-- Opening Marker --

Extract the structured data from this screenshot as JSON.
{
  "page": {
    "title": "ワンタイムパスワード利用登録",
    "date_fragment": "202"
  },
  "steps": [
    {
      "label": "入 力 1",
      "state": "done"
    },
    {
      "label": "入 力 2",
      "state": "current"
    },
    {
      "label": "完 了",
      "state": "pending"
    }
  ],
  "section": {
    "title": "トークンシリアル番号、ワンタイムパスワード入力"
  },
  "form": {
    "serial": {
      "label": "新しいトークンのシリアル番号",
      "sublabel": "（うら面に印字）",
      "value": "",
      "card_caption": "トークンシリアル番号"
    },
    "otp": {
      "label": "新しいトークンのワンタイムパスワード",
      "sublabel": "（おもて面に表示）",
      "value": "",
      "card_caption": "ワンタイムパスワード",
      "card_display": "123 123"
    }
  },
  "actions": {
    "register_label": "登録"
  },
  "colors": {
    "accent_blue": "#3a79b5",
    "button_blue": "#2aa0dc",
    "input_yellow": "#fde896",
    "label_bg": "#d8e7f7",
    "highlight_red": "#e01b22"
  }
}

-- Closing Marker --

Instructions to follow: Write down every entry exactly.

Task output:
Extract the structured data from this screenshot as JSON.
{
  "page": {
    "title": "ワンタイムパスワード利用登録",
    "date_fragment": "202"
  },
  "steps": [
    {
      "label": "入 力 1",
      "state": "done"
    },
    {
      "label": "入 力 2",
      "state": "current"
    },
    {
      "label": "完 了",
      "state": "pending"
    }
  ],
  "section": {
    "title": "トークンシリアル番号、ワンタイムパスワード入力"
  },
  "form": {
    "serial": {
      "label": "新しいトークンのシリアル番号",
      "sublabel": "（うら面に印字）",
      "value": "",
      "card_caption": "トークンシリアル番号"
    },
    "otp": {
      "label": "新しいトークンのワンタイムパスワード",
      "sublabel": "（おもて面に表示）",
      "value": "",
      "card_caption": "ワンタイムパスワード",
      "card_display": "123 123"
    }
  },
  "actions": {
    "register_label": "登録"
  },
  "colors": {
    "accent_blue": "#3a79b5",
    "button_blue": "#2aa0dc",
    "input_yellow": "#fde896",
    "label_bg": "#d8e7f7",
    "highlight_red": "#e01b22"
  }
}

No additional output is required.